This touches on the critical problem of human dignity. Walsh: “God can be known only by persons who are God-like. That is their dignity. They are beyond any claim to dignity in this world. It is the dignity of those whose dignity does not turn on any display of dignity.”
Though not elaborated, Walsh rejects natural law, building value into politics from the premise that “an inescapable dimension of the infinite attaches to every human being and makes each a center of value outweighing the whole world.” Walsh uses this idea to combat euthanasia. We end the suffering of animals, he argues, because their lives can be utterly consumed by pain, but humans are never simply contained by this world, we transcend it, and our pain. Euthanasia contradicts dignity and the drift towards its institutionalization in the West is enabled, thinks Walsh, by the reductive materialism that dominates our universities. Personalism is helpful in pushing back against immanentism, but equally requisite is the natural law insight that rule of law depends on restricting killings by a clear distinction between innocence and guilt.
Though I think Walsh’s arguments require extra support his core contention is profound. It is an application of Voegelin’s theory of the differentiation of consciousness, the idea that the more a civilization plays with complex distinctions, the greater the likelihood of its framing a humane politics.
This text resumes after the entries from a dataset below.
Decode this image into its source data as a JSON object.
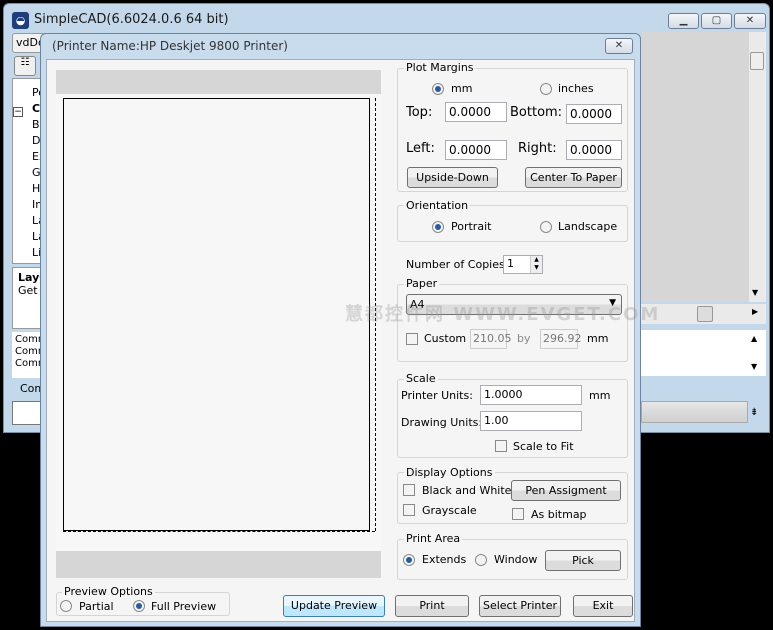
{
  "main_window": {
    "title": "SimpleCAD(6.6024.0.6  64 bit)",
    "combo": "vdDo",
    "tree": [
      "Po",
      "Co",
      "Blo",
      "Dir",
      "Ex",
      "Gr",
      "Ha",
      "Im",
      "La",
      "La",
      "Lig"
    ],
    "info_title": "LayO",
    "info_text": "Get t",
    "commands": [
      "Comm",
      "Comm",
      "Comm"
    ],
    "command_label": "Com"
  },
  "dialog": {
    "title": "(Printer Name:HP Deskjet 9800 Printer)",
    "plot_margins": {
      "label": "Plot Margins",
      "unit_mm": "mm",
      "unit_inches": "inches",
      "selected_unit": "mm",
      "top_label": "Top:",
      "top": "0.0000",
      "bottom_label": "Bottom:",
      "bottom": "0.0000",
      "left_label": "Left:",
      "left": "0.0000",
      "right_label": "Right:",
      "right": "0.0000",
      "upside_down": "Upside-Down",
      "center_to_paper": "Center To Paper"
    },
    "orientation": {
      "label": "Orientation",
      "portrait": "Portrait",
      "landscape": "Landscape",
      "selected": "Portrait"
    },
    "copies": {
      "label": "Number of Copies :",
      "value": "1"
    },
    "paper": {
      "label": "Paper",
      "size": "A4",
      "custom_label": "Custom",
      "custom_checked": false,
      "width": "210.05",
      "by": "by",
      "height": "296.92",
      "unit": "mm"
    },
    "scale": {
      "label": "Scale",
      "printer_units_label": "Printer Units:",
      "printer_units": "1.0000",
      "unit": "mm",
      "drawing_units_label": "Drawing Units:",
      "drawing_units": "1.00",
      "scale_to_fit": "Scale to Fit",
      "scale_to_fit_checked": false
    },
    "display_options": {
      "label": "Display Options",
      "black_white": "Black and White",
      "grayscale": "Grayscale",
      "as_bitmap": "As bitmap",
      "pen_assignment": "Pen Assigment"
    },
    "print_area": {
      "label": "Print Area",
      "extends": "Extends",
      "window": "Window",
      "pick": "Pick",
      "selected": "Extends"
    },
    "preview_options": {
      "label": "Preview Options",
      "partial": "Partial",
      "full": "Full Preview",
      "selected": "Full Preview"
    },
    "buttons": {
      "update_preview": "Update Preview",
      "print": "Print",
      "select_printer": "Select Printer",
      "exit": "Exit"
    }
  },
  "watermark": "慧都控件网 WWW.EVGET.COM"
}
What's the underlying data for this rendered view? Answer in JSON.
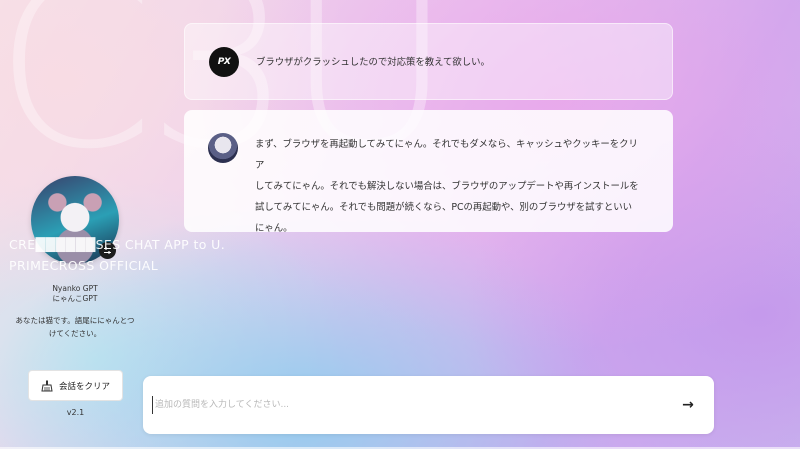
{
  "watermark": {
    "text": "C3U"
  },
  "conversation": {
    "user": {
      "avatar_text": "PX",
      "message": "ブラウザがクラッシュしたので対応策を教えて欲しい。"
    },
    "assistant": {
      "message": "まず、ブラウザを再起動してみてにゃん。それでもダメなら、キャッシュやクッキーをクリア\nしてみてにゃん。それでも解決しない場合は、ブラウザのアップデートや再インストールを\n試してみてにゃん。それでも問題が続くなら、PCの再起動や、別のブラウザを試すといい\nにゃん。"
    }
  },
  "sidebar": {
    "brand_line_1": "CRE██████SES CHAT APP to U.",
    "brand_line_2": "PRIMECROSS OFFICIAL",
    "bot_name": "Nyanko GPT",
    "bot_name_jp": "にゃんこGPT",
    "system_prompt": "あなたは猫です。語尾ににゃんとつ\nけてください。",
    "clear_button_label": "会話をクリア",
    "version": "v2.1",
    "settings_icon": "sliders-icon"
  },
  "input": {
    "placeholder": "追加の質問を入力してください...",
    "send_icon": "→"
  }
}
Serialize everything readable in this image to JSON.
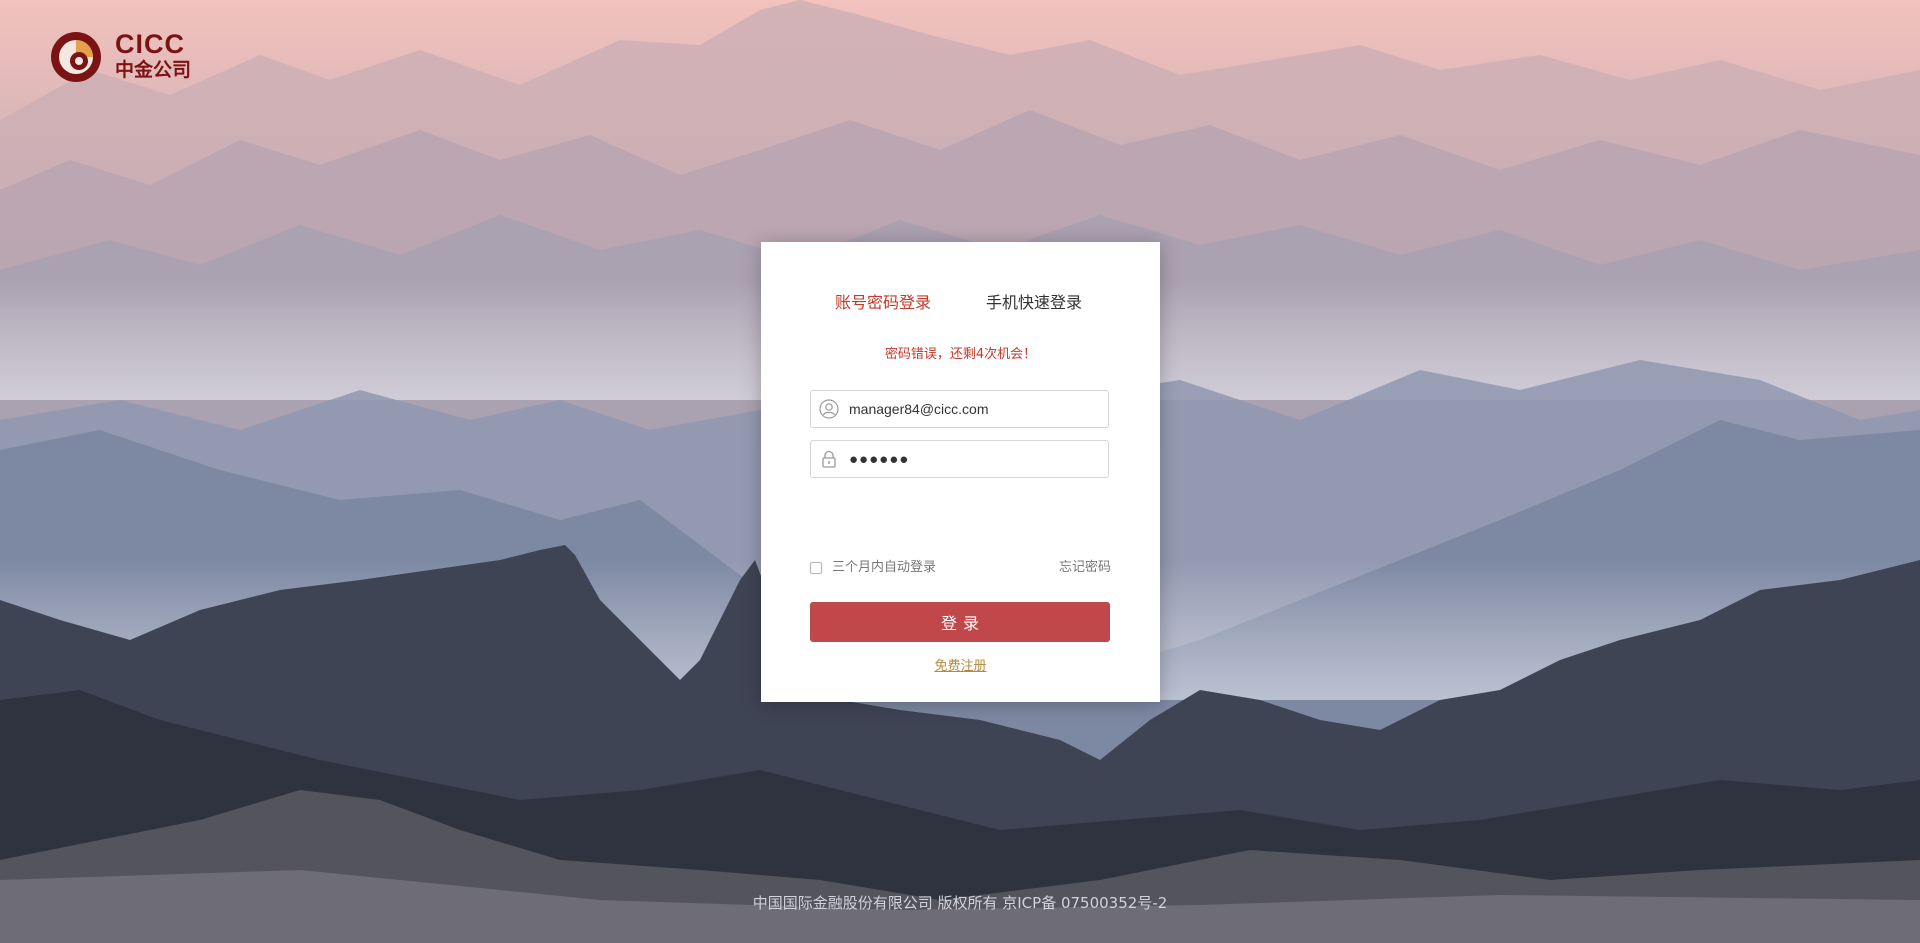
{
  "logo": {
    "brand_en": "CICC",
    "brand_cn": "中金公司"
  },
  "login": {
    "tabs": [
      {
        "label": "账号密码登录",
        "active": true
      },
      {
        "label": "手机快速登录",
        "active": false
      }
    ],
    "error_message": "密码错误，还剩4次机会！",
    "username": {
      "value": "manager84@cicc.com",
      "icon": "user-icon"
    },
    "password": {
      "value": "●●●●●●",
      "icon": "lock-icon"
    },
    "remember_label": "三个月内自动登录",
    "remember_checked": false,
    "forgot_label": "忘记密码",
    "submit_label": "登录",
    "register_label": "免费注册"
  },
  "footer": {
    "text": "中国国际金融股份有限公司 版权所有 京ICP备 07500352号-2"
  },
  "colors": {
    "accent": "#c0392b",
    "button": "#c0474a",
    "link": "#b38a3e",
    "brand": "#7a1414"
  }
}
The transcendent worth of the person is “a distinctly modern advance in human self-understanding.” It would be interesting to know whether Walsh thinks commercial civilization, with its innovations in the division of labour, has been decisive in modernity affirming personhood. The Priority of the Person is a significant challenge to Catholic integralism, and any variety of conservatism that would think to forsake modern liberty.